### STORED DATA

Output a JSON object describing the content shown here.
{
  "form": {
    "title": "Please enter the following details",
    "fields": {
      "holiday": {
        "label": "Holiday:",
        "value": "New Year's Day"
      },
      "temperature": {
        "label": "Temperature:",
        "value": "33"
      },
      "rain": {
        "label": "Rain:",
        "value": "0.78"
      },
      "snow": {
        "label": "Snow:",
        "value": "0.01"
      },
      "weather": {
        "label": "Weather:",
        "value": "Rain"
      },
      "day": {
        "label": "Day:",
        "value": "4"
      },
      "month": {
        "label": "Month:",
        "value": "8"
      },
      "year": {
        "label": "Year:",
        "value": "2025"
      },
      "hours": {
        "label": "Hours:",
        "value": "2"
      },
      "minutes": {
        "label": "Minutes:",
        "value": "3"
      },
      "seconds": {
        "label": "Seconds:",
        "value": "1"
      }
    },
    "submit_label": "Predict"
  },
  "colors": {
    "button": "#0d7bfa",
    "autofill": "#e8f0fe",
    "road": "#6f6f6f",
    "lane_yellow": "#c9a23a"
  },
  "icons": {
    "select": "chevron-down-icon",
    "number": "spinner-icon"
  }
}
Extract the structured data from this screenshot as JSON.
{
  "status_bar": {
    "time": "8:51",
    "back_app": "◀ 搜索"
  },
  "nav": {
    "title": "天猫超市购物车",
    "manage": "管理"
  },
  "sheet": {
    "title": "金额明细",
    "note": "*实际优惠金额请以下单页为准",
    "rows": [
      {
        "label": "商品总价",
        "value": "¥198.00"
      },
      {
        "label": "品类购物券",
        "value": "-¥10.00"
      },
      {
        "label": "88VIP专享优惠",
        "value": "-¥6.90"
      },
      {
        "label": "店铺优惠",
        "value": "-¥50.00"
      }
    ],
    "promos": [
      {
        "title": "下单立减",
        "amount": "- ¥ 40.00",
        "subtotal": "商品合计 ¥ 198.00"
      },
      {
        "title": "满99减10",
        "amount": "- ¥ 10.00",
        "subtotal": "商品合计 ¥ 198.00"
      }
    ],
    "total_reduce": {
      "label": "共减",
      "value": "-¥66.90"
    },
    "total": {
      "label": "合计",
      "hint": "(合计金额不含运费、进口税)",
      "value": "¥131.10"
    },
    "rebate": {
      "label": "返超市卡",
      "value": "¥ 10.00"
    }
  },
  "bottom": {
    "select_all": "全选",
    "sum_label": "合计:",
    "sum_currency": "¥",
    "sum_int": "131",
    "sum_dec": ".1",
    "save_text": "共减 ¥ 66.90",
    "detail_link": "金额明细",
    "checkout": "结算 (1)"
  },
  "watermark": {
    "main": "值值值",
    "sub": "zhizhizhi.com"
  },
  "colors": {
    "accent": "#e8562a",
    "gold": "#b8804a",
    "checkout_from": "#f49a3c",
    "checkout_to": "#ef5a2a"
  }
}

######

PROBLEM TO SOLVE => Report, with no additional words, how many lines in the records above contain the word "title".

SOLUTION TO THIS TASK => 5